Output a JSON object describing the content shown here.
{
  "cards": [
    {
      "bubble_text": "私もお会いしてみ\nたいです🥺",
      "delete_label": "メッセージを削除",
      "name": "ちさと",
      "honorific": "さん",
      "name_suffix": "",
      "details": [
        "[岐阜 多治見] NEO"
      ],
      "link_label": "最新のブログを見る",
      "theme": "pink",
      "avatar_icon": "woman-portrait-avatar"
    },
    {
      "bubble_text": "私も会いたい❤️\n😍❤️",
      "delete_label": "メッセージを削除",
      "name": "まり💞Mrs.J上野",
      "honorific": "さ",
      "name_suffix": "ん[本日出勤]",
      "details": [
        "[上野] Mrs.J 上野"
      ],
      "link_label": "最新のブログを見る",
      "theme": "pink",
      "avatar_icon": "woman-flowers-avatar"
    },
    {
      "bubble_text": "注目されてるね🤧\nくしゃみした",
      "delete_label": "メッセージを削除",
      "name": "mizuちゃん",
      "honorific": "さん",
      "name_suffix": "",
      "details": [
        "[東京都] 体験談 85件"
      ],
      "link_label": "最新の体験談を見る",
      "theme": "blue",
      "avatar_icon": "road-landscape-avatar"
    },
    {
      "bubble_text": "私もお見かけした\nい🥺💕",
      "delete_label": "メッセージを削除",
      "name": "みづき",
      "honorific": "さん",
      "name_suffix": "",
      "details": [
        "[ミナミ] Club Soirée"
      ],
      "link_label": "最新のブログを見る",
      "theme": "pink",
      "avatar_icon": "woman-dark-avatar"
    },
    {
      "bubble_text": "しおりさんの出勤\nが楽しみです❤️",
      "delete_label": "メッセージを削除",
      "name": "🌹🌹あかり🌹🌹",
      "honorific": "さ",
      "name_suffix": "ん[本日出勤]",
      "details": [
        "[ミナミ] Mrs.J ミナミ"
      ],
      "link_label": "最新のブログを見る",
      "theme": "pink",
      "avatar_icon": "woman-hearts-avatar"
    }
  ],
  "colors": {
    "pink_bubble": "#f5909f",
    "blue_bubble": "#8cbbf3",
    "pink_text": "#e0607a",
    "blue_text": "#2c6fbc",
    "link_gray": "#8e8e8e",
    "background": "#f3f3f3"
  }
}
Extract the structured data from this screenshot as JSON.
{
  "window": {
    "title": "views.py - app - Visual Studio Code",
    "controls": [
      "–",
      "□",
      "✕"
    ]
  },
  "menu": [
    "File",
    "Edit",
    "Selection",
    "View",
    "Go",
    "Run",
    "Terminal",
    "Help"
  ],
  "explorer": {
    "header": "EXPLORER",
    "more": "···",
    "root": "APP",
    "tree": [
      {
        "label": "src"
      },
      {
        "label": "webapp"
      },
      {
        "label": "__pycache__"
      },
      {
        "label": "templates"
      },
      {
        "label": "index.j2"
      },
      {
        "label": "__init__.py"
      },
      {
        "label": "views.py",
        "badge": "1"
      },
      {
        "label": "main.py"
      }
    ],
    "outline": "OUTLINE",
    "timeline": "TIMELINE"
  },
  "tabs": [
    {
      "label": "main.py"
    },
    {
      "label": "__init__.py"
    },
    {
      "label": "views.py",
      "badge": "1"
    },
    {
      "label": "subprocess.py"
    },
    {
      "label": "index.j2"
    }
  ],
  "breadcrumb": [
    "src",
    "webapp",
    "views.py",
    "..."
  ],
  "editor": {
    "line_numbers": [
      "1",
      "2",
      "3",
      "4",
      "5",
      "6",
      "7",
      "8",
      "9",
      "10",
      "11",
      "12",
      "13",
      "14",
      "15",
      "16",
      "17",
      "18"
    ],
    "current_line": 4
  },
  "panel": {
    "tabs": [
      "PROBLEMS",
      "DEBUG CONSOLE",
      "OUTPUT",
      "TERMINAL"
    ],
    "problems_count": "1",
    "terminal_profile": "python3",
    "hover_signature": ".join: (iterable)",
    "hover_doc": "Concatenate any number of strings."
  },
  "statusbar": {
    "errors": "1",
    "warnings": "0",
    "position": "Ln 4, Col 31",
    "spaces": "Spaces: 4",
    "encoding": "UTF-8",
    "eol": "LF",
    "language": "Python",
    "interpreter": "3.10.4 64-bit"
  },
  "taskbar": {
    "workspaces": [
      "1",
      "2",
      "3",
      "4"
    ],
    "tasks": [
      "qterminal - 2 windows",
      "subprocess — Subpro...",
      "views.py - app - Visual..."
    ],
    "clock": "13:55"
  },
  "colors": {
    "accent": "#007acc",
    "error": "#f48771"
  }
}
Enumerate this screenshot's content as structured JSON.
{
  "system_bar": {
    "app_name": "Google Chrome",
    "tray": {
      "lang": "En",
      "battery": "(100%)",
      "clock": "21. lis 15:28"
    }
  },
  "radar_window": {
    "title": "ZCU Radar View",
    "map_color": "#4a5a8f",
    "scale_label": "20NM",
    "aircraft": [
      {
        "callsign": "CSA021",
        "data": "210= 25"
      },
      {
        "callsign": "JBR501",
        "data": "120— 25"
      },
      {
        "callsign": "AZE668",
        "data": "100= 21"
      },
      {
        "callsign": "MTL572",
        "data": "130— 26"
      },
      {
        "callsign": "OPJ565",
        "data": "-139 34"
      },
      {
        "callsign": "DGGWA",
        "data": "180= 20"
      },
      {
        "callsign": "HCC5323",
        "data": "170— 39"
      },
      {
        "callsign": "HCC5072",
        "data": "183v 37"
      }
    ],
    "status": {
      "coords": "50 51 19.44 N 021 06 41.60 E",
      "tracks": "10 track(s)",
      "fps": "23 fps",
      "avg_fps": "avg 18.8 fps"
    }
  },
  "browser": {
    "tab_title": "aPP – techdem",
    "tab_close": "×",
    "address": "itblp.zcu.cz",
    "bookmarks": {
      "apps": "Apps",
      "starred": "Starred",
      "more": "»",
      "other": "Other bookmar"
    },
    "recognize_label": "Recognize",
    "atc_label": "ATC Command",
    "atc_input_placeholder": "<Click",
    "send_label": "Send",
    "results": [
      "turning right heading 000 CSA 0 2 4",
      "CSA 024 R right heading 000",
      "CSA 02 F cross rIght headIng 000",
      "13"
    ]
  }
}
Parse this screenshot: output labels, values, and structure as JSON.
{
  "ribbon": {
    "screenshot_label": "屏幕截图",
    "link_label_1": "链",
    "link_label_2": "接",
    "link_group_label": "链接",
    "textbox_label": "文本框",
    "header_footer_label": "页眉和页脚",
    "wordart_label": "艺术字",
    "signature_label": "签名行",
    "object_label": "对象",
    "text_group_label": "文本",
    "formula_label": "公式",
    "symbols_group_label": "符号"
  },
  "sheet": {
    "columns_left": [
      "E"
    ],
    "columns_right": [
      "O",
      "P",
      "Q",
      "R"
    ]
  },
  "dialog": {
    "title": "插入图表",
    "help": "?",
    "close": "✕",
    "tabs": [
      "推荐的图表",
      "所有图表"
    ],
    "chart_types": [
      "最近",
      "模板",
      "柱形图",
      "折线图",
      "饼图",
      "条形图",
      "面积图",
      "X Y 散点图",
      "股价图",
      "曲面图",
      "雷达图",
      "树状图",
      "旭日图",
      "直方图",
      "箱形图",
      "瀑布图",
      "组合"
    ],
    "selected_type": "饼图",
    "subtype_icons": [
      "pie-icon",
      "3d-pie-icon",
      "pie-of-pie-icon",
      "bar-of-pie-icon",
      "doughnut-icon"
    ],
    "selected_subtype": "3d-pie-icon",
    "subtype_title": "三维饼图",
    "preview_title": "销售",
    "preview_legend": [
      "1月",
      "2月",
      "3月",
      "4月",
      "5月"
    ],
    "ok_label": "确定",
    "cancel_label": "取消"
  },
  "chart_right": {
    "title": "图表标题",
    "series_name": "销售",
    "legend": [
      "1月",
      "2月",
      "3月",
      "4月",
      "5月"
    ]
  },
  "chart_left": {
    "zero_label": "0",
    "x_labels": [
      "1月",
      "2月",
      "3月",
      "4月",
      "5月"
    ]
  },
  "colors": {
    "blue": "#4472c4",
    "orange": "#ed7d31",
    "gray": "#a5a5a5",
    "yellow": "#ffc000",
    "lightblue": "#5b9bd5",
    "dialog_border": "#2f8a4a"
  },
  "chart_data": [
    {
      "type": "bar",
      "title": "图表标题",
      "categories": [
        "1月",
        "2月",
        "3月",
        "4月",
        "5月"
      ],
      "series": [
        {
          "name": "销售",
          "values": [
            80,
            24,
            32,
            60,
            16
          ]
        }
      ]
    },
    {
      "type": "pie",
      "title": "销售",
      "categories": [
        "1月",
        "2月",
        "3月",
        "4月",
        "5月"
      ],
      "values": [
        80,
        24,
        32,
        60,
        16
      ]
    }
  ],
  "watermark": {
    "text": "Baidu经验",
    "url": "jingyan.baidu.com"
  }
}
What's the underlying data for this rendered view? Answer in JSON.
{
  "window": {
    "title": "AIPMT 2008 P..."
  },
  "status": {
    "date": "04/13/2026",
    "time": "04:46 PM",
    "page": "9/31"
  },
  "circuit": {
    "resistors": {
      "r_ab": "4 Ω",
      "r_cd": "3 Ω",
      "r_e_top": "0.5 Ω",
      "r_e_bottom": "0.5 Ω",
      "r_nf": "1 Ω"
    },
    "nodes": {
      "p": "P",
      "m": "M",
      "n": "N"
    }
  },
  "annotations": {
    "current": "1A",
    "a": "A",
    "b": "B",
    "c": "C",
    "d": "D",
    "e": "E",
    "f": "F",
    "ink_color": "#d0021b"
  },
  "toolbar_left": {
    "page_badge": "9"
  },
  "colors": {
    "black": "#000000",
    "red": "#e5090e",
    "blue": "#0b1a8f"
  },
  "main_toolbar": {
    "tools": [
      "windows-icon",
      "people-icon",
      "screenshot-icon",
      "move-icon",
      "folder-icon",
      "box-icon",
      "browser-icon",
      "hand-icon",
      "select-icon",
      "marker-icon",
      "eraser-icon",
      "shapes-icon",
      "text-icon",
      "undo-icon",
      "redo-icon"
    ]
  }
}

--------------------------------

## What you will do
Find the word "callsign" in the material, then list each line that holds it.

## Written solution
        "callsign": "CSA021",
        "callsign": "JBR501",
        "callsign": "AZE668",
        "callsign": "MTL572",
        "callsign": "OPJ565",
        "callsign": "DGGWA",
        "callsign": "HCC5323",
        "callsign": "HCC5072",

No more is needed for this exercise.